[[ DATA SECTION, beginning ]]

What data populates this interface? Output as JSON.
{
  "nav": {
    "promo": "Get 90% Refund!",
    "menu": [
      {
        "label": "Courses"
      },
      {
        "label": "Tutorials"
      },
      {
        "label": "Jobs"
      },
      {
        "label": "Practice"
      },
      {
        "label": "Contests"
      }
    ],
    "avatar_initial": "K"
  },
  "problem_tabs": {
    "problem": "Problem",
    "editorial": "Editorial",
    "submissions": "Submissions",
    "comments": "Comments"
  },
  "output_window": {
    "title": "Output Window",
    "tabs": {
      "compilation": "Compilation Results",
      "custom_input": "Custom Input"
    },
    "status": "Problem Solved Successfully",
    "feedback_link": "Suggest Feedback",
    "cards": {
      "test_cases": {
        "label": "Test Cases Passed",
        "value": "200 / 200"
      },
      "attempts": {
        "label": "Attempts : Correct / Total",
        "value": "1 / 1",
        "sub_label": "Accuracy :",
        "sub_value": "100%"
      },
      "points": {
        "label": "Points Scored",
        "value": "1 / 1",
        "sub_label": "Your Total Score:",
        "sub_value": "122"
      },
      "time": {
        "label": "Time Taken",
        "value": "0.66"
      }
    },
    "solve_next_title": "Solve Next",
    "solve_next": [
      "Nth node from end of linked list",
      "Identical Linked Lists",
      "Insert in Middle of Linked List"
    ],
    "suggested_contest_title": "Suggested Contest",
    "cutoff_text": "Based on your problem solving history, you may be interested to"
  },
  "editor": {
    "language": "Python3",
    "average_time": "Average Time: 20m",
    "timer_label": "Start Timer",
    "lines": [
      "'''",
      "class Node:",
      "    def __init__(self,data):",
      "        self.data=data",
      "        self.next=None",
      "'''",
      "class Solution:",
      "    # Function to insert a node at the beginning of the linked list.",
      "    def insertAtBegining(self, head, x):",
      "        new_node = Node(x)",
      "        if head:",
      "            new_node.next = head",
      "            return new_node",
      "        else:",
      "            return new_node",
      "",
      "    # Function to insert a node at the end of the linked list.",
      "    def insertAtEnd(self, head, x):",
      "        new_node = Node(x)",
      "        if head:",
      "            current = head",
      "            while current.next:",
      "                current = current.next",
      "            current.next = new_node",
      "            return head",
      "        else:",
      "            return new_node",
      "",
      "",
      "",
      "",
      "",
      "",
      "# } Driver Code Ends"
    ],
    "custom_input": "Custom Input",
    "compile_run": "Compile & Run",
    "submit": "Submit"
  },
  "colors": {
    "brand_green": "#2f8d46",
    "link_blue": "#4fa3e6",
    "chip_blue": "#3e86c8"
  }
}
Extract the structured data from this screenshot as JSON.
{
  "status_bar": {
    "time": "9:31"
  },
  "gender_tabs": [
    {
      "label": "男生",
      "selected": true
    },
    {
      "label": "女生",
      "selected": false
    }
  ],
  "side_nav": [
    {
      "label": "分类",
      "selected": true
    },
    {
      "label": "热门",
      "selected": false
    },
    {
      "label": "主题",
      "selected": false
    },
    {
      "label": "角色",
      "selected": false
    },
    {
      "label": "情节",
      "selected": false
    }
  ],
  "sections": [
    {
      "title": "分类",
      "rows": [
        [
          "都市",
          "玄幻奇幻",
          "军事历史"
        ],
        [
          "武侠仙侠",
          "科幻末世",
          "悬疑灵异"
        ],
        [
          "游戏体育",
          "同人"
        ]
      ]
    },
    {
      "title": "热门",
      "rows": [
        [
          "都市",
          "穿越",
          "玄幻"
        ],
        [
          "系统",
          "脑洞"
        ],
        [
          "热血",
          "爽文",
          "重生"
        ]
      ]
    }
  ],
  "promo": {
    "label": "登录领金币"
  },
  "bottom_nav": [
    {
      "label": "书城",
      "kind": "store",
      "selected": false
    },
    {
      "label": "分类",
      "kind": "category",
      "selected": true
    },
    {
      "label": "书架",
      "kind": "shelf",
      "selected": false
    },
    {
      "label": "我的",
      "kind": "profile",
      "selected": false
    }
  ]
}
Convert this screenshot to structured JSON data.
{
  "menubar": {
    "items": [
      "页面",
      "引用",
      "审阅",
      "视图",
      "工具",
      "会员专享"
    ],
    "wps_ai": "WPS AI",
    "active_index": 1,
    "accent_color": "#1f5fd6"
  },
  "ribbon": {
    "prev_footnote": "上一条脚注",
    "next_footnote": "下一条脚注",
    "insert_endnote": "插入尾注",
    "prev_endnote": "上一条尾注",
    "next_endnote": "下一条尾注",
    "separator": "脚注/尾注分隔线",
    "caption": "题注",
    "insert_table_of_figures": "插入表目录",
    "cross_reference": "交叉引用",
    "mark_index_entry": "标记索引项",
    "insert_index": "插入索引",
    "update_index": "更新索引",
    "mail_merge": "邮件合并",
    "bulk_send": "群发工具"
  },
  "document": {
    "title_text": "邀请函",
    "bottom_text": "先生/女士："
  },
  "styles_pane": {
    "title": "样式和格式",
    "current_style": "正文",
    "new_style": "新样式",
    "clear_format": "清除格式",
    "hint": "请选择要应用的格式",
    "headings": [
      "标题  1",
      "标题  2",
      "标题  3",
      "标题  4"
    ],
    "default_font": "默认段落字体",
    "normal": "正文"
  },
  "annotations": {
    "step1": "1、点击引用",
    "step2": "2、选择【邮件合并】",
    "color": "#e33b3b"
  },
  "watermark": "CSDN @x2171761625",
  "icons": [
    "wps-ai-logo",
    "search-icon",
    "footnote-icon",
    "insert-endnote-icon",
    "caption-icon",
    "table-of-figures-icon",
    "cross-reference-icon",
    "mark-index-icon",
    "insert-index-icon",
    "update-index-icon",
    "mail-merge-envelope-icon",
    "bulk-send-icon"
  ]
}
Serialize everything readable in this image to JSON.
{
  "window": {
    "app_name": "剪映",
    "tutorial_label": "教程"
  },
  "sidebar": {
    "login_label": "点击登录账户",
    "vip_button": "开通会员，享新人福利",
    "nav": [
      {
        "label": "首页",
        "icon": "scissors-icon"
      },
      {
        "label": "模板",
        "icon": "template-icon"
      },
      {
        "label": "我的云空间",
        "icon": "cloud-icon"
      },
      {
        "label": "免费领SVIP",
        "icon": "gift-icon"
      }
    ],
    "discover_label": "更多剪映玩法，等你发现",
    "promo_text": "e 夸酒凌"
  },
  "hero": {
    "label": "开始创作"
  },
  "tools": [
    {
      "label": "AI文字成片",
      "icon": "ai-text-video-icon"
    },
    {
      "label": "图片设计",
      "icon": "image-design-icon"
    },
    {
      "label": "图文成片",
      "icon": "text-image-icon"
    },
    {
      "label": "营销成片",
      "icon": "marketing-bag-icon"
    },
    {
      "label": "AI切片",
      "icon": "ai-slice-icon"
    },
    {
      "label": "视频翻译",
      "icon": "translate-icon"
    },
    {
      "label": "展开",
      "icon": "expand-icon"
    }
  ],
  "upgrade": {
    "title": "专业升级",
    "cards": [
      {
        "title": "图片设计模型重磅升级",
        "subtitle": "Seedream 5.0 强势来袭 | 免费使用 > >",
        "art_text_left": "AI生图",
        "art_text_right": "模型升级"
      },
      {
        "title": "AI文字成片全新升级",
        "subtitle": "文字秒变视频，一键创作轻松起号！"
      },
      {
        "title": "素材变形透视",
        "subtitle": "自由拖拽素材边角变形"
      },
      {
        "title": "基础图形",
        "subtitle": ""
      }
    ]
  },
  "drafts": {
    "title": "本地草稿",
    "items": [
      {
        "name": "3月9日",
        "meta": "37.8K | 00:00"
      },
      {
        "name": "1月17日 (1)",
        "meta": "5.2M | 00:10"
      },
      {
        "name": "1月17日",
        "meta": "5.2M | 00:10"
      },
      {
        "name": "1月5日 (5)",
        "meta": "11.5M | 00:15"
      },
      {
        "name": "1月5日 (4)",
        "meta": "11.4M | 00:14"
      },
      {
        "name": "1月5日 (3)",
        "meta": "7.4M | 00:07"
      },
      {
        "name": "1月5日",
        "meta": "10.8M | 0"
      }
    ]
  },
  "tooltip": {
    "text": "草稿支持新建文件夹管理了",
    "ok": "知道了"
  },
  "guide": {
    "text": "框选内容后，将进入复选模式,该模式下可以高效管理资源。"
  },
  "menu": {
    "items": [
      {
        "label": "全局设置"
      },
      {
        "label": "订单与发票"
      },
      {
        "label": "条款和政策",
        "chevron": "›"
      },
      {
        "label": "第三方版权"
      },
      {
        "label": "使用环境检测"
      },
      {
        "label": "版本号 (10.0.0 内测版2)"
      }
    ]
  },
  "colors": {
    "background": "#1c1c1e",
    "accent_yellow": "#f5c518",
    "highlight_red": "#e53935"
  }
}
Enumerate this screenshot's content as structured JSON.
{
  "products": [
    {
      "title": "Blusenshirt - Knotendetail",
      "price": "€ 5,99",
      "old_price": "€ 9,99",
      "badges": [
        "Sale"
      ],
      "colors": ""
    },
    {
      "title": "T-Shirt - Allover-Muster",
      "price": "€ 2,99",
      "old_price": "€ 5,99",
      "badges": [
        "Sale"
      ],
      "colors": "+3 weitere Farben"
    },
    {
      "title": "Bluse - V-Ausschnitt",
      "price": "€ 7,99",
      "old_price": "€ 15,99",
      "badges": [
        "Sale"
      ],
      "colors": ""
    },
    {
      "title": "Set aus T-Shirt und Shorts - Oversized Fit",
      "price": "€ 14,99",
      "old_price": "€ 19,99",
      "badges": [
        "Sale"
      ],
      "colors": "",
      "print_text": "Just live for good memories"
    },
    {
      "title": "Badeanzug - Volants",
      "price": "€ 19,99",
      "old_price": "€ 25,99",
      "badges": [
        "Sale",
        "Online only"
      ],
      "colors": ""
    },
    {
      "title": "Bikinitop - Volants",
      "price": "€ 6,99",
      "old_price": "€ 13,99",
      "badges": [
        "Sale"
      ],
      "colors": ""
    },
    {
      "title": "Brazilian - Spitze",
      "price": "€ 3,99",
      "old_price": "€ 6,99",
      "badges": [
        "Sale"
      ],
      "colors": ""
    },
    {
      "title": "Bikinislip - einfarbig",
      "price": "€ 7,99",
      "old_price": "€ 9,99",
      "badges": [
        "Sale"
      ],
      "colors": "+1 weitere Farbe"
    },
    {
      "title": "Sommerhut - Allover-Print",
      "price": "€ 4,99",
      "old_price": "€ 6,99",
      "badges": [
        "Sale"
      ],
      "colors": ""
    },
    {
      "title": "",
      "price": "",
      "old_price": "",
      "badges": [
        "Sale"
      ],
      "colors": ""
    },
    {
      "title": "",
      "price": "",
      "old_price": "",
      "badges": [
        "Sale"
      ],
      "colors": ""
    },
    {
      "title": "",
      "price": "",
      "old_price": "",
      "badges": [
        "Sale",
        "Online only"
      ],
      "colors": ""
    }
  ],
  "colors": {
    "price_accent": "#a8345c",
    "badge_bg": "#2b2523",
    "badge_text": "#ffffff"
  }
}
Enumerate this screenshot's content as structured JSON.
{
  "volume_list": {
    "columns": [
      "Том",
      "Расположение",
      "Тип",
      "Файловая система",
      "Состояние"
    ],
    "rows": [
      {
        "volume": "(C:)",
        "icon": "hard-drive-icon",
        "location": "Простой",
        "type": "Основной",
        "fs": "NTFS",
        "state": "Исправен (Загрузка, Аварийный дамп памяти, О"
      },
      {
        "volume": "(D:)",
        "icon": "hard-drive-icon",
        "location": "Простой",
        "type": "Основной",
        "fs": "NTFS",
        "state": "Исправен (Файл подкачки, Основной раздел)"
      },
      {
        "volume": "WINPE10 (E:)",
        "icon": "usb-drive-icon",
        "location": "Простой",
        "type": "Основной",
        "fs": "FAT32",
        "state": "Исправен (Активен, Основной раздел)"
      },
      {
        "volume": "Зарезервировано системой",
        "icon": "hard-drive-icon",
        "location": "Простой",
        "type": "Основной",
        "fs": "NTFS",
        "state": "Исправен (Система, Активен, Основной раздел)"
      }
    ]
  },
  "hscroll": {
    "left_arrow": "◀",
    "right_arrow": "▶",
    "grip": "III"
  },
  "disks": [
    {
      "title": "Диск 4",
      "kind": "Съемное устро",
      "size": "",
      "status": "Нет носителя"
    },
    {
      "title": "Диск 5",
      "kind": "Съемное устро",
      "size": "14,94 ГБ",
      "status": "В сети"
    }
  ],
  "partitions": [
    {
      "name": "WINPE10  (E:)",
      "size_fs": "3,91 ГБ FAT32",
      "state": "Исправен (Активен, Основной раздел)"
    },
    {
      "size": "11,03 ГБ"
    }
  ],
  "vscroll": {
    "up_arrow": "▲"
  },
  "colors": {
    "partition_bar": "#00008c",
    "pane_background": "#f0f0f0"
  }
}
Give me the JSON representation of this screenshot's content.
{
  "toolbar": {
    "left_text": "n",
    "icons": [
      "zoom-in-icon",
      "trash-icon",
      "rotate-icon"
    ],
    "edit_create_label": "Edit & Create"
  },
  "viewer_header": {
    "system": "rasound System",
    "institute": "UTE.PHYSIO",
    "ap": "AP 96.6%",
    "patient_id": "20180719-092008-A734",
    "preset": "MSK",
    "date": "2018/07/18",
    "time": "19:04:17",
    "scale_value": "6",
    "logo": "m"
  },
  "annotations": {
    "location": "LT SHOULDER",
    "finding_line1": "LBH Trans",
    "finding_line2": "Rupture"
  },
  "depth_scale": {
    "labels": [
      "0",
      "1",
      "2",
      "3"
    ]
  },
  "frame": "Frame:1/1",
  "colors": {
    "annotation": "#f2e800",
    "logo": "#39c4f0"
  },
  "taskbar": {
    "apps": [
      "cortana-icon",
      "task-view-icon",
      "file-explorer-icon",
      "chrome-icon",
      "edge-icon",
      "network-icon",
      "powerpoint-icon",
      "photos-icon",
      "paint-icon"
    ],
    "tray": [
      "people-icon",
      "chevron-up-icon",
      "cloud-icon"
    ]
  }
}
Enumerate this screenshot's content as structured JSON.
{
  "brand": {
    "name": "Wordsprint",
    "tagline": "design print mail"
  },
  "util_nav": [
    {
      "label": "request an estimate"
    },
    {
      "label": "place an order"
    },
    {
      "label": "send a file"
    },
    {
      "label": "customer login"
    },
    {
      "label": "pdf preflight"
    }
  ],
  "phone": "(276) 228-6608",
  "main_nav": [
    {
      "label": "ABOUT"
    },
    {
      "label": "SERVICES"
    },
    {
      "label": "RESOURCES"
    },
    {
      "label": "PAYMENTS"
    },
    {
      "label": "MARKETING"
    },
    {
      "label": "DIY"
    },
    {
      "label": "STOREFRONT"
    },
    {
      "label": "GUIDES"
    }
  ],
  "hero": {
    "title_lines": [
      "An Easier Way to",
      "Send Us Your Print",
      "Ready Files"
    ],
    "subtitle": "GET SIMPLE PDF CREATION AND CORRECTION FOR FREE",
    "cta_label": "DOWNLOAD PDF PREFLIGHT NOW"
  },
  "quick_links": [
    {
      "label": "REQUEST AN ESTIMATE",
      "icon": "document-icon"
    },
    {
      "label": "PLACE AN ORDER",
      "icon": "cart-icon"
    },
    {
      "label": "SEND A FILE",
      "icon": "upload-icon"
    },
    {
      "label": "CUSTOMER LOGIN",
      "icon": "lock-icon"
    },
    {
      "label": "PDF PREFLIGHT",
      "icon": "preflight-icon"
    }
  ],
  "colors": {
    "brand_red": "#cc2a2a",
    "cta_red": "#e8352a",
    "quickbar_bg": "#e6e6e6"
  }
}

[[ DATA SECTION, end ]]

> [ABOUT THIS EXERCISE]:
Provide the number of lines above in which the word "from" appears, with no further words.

> [RESPONSE TO THE EXERCISE]:
2